DigitalGlobe’s NGA Contract Shielded from Sequestration
PARIS — Satellite imagery providerhas received word from its principal U.S. government customer that the company’s centerpiece imagery-delivery contract will not suffer from the mandatory budget cuts known as sequestration that are sweeping through U.S. government agencies, DigitalGlobe Chief Executive Jeffrey R. Tarr said.
The notification, from the U.S. National Geospatial-Intelligence Agency (NGA), came in a letter delivered to Longmont, Colo.-based DigitalGlobe “within the last month,” DigitalGlobe said in a May 9 written response to SpaceNews.
In a May 7 conference call with investors, Tarr said NGA specifically said that the company’s Service Level Agreement (SLA), which is the biggest slice of the NGA EnhancedView contract, would be spared the effects of sequestration.
Value-added services, which are also a part of EnhancedView but can vary in size, were not given a guarantee, Tarr said. He cautioned that the NGA is not bound by this notification.
EnhancedView is in principle a 10-year, $3.5 billion commitment from NGA under which DigitalGlobe is guaranteed a monthly revenue stream if it meets performance milestones and concludes investments including remote ground stations and a new satellite, called WorldView-3. The contract is renewable each year.
DigitalGlobe is receiving $250 million per year from NGA in EnhancedView SLA payments, a figure that will rise to $300 million a year in late 2014 once DigitalGlobe’s WorldView-3 satellite is in operation.
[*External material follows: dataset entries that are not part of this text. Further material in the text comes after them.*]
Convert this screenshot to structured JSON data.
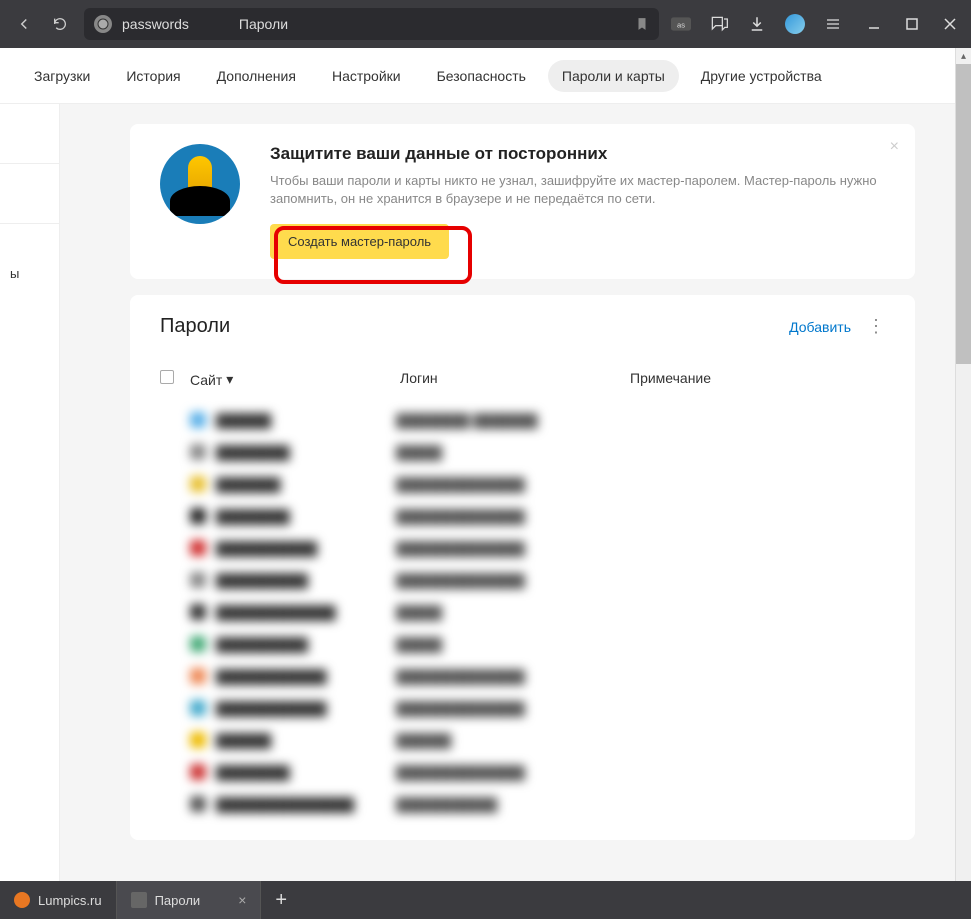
{
  "browser": {
    "url_text": "passwords",
    "page_title": "Пароли"
  },
  "nav": {
    "tabs": [
      "Загрузки",
      "История",
      "Дополнения",
      "Настройки",
      "Безопасность",
      "Пароли и карты",
      "Другие устройства"
    ],
    "active_index": 5
  },
  "sidebar": {
    "item_partial": "ы"
  },
  "promo": {
    "title": "Защитите ваши данные от посторонних",
    "text": "Чтобы ваши пароли и карты никто не узнал, зашифруйте их мастер-паролем. Мастер-пароль нужно запомнить, он не хранится в браузере и не передаётся по сети.",
    "button": "Создать мастер-пароль"
  },
  "passwords": {
    "title": "Пароли",
    "add_label": "Добавить",
    "columns": {
      "site": "Сайт",
      "login": "Логин",
      "note": "Примечание"
    },
    "rows": [
      {
        "color": "#5ab0e8",
        "site": "██████",
        "login": "████████ ███████"
      },
      {
        "color": "#888",
        "site": "████████",
        "login": "█████"
      },
      {
        "color": "#e8c030",
        "site": "███████",
        "login": "██████████████"
      },
      {
        "color": "#222",
        "site": "████████",
        "login": "██████████████"
      },
      {
        "color": "#d03030",
        "site": "███████████",
        "login": "██████████████"
      },
      {
        "color": "#888",
        "site": "██████████",
        "login": "██████████████"
      },
      {
        "color": "#333",
        "site": "█████████████",
        "login": "█████"
      },
      {
        "color": "#4a7",
        "site": "██████████",
        "login": "█████"
      },
      {
        "color": "#e85",
        "site": "████████████",
        "login": "██████████████"
      },
      {
        "color": "#4ac",
        "site": "████████████",
        "login": "██████████████"
      },
      {
        "color": "#eb0",
        "site": "██████",
        "login": "██████"
      },
      {
        "color": "#c33",
        "site": "████████",
        "login": "██████████████"
      },
      {
        "color": "#555",
        "site": "███████████████",
        "login": "███████████"
      }
    ]
  },
  "taskbar": {
    "tabs": [
      {
        "label": "Lumpics.ru",
        "icon_color": "#e87722"
      },
      {
        "label": "Пароли",
        "icon_color": "#ddd"
      }
    ]
  }
}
Under the contract, NGA has rights to about one-half the capacity of WorldView-3, Tarr said.
For the three months ending March 31, the EnhancedView SLA accounted for $56.8 million in revenue for DigitalGlobe. The company’s total revenue for the period was $127.6 million, an increase of 47 percent from a year ago.
DigitalGlobe Chief Financial Officer Yancey L. Spruill said 58 percent of the revenue increase was due to growth in DigitalGlobe’s customer base, with the remaining 42 percent coming from’s former business.
DigitalGlobe’s $1.4 billion purchase of rival GeoEye was completed Jan. 31. Tarr said the expected synergies resulting from the merger are now beginning to be felt in the company’s financial statements. He said $60 million in costs associated with operating DigitalGlobe and GeoEye as separate entities have already been removed, with more to come.
The purchase of GeoEye added two satellites to DigitalGlobe’s fleet, which now totals five spacecraft in orbit. Over time, the company will be reducing that to three satellites. The GeoEye-2 satellite nearing completion will be placed in storage this year until it is needed or is sold.
Tarr said the company would be open to selling the satellite if the deal makes business sense and is approved by the U.S. government. DigitalGlobe said in February that it had received an unsolicited offer from the United Arab Emirates inquiring about GeoEye-2’s availability and was studying the offer.
The United Arab Emirates is managing an international bidding competition for its proposed high-resolution optical Earth observation satellite program.
The U.S. government remains DigitalGlobe’s principal customer, but the company has succeeded in reducing the relative weight of the EnhancedView SLA in its business to where it is now less than 50 percent of total revenue. DigitalGlobe’s commercial business, which means revenue generated from customers other than the U.S. government, was $50.1 million for the three months ending March 31, up 50 percent from a year earlier in part because of the GeoEye contribution.
DigitalGlobe has taken over GeoEye’s partnerships with foreign governments and combined them into the DigitalGlobe Direct Access Program, which gives U.S. allies the right to task DigitalGlobe satellites as they overfly predetermined areas of the globe. Tarr said 10 governments are now part of the Direct Access Program, including one that will be activated later this year.
For the three months ending March 31, Direct Access Program revenue was $18 million, up 41 percent from a year ago.
Tarr said the GeoEye-1 satellite has added 15 percent to the image-taking capacity that DigitalGlobe had on its own before the transaction. That figure could increase, he said, if DigitalGlobe elects to raise the GeoEye-1 orbit — a move that would lower the resolution of its images but expand its daily coverage area.
“We’ll certainly get some step up [in image-taking capacity] if and when we raise the orbit, and we’ll get a very significant step up in the back half of next year when we launch WorldView-3,” Tarr said.
DigitalGlobe declined to specify what orbit GeoEye-1 might operate from or when the orbit raise might occur.
“There are required regulatory approvals [from the National Oceanic and Atmospheric Administration] to go through before the raise happens and there are also customer considerations to complete,” the company said in its May 9 statement.